Regarding number one (don’t stare at a black screen): I highly recommend opening a file and just starting to write. Start with a story title, or a single line of dialogue or some piece of action. Then just write–without stopping, without editing (no backsies!)–for a fixed period of time.
If it goes nowhere, all you’ve lost is a little time. But more often than you might think, you’ll find yourself telling a story. It may need editing (afterward!). You might even throw away the first few pages. But you’ll have shouldered your internal editor out of the way long enough for your creative side to seize the wheel.
Hmm, I can see why eating bags of jelly beans wouldn’t spark an idea. But I’m pretty positive eating bags of chocolate practically writes the book for you!
Heehee, I wish! If that were true I’d have hundreds of novels written by now, LOL!
I’m sorry you haven’t found any contemporary middle-grade books you love. 🙁 I have dozens I love! I’m always reading something amazing. Have you ever read anything by Sharon Creech? Walk Two Moons and Chasing Redbird are two of my favorites, but I really love all of her books. Louis Sachar, Jerry Spinelli, and Katherine Paterson are other authors whose books I love. I just read several of Kate DiCamillo’s novels, and I liked them a lot, too.
Laura – I have ones I love. I love Holes and Katherine Patterson and Because of Winn Dixie… But they are to find out of all the ones that I read. 🙂
All great ways of coming up with ideas. I often find myself thinking: “Wouldn’t it be interesting if…” So I guess that constant “what if” is what helps spark my ideas.
I’m not sure how I get my ideas. They really just come to me and I have to make sure I write them down, because if I don’t I forget them! I have a bunch of ideas for future books in my notebooks!

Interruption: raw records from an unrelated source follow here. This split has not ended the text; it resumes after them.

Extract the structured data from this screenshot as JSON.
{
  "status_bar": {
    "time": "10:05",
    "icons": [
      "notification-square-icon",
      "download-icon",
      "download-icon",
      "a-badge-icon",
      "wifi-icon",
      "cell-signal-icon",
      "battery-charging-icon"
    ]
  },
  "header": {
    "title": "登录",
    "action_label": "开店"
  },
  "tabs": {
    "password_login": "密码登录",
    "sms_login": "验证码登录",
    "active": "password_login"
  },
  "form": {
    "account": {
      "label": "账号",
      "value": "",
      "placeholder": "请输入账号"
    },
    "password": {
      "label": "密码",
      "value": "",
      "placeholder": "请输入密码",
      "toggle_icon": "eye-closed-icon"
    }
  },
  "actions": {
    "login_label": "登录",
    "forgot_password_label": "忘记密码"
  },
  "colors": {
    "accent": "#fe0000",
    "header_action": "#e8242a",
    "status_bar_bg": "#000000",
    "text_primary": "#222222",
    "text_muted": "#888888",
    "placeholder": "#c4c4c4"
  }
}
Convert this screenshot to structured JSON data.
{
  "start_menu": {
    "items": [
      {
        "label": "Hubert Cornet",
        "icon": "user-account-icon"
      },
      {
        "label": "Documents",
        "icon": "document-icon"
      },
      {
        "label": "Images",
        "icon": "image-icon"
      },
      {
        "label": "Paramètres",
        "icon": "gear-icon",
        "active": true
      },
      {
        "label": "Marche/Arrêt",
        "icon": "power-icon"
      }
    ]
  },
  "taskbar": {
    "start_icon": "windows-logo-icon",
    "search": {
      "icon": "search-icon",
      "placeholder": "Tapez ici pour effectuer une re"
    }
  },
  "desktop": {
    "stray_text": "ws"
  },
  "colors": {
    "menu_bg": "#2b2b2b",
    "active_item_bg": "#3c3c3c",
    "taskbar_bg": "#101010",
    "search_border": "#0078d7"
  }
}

OMG, the research thing always helps me. it’s kind of like magic that way. New plot twists and characters appear out of nowhere.
I like #5 on your list. I do that too. I also do it when I write activities and games for student lessons. I like to think fun and excitement and see where things go. 🙂
Heh heh, are you sure staring at a blank screen and pressuring the brain to come up with words doesn’t work? Really? Rats. ;D
But seriously, #1, #2 on your good list I’ve done, #4 and #7 sound good also. For some reason, I don’t try to turn my dreams into stories – I don’t know why, I have very vivid, interesting dreams.